Star Wars: The Phantom Menace 76th minuteJar Jar Binks received an unprecedented level of hatred at the time of the film’s release. It was as if disgruntled fans were channelling all of their disaffection into the lightning rod of the amphibious Gungan slapstick sidekick, who they suspected of being a thinly-veiled appeal to kids and the toy market. You can see his feet on the table, to the left of this frame. I wrote a paper about the Jar Jar hate campaign, arguing that it might reasonably be seen as a projection of distaste at the overuse of CGI creatures, an abject response to the coming of the virtual actor. In this shot, Jar Jar sleeps deeply, snoring and tongue-lolling in a slovenly manner that pegs him as a creature of appetites, a folksy bystander to the political machinations of the plot. Lucas may have intended him to be an oblivious guide for the viewer through the earnestness of the other narrative pathways, as if he could make you feel OK not to have a clue what was happening or why it mattered. In contrast to Jar Jar’s clueless peace, Jake Lloyd’s Anakin Skywalker cowers and scowls in the corner, diminished in the frame by those big dumb feet. One of the promotional posters for the film showed Anakin casting the shadow of Darth Vader on the wall, and I’m sure it’s a coincidence that his head appears to cast the shadow of a helmet in this shot. Both the poster and this shot play on the dramatic irony of the incongruence between the jackbooted Dark Lord of the Original Trilogy and this sullen mummy’s boy. An abnormally sensitive composition leaves him forlorn and feeble, out of step with the new space he finds himself in. It also echoes/prefigures a similar scene of Luke Skywalker, saddened and defeated by the death of Obi-Wan as the Millennium Falcon escapes from the Death Star in Star Wars.
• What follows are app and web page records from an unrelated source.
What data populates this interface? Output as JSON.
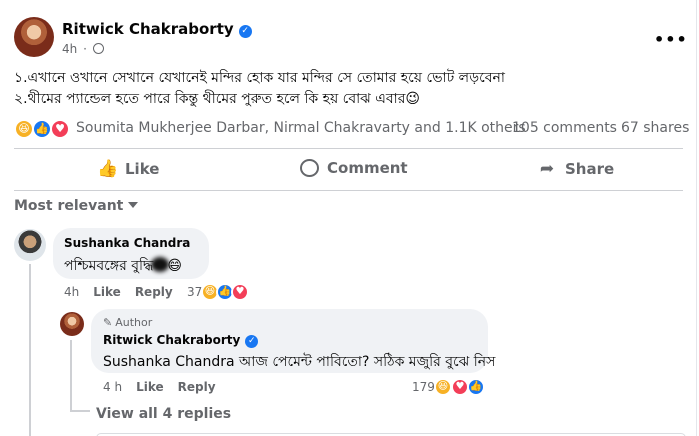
{
  "post": {
    "author": "Ritwick Chakraborty",
    "time": "4h",
    "menu_label": "•••",
    "lines": [
      "১.এখানে ওখানে সেখানে যেখানেই মন্দির হোক যার মন্দির সে তোমার হয়ে ভোট লড়বেনা",
      "২.থীমের প্যান্ডেল হতে পারে কিন্তু থীমের পুরুত হলে কি হয় বোঝ এবার😉"
    ]
  },
  "reactions": {
    "names": "Soumita Mukherjee Darbar, Nirmal Chakravarty and 1.1K others",
    "comments": "105 comments",
    "shares": "67 shares"
  },
  "actions": {
    "like": "Like",
    "comment": "Comment",
    "share": "Share"
  },
  "sort": {
    "label": "Most relevant"
  },
  "comments": [
    {
      "author": "Sushanka Chandra",
      "text_before": "পশ্চিমবঙ্গের বুদ্ধি",
      "text_after": "😄",
      "time": "4h",
      "like": "Like",
      "reply": "Reply",
      "react_count": "37"
    }
  ],
  "reply": {
    "tag": "Author",
    "author": "Ritwick Chakraborty",
    "mention": "Sushanka Chandra",
    "text": " আজ পেমেন্ট পাবিতো? সঠিক মজুরি বুঝে নিস",
    "time": "4 h",
    "like": "Like",
    "reply": "Reply",
    "react_count": "179"
  },
  "view_all": "View all 4 replies",
  "colors": {
    "accent": "#1877f2",
    "muted": "#65676b",
    "bubble": "#f0f2f5",
    "love": "#f33e58",
    "haha": "#f7b125"
  }
}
Now, it’s become a feature of these Star Wars Randomised posts that one frame will be thrown open to the readers for their comments. Take a look at the following frame and see what meanings, interpretations, pedantries and observations you can apply to it. Any and all contributions are welcome:
Star Wars: The Phantom Menace 114th minute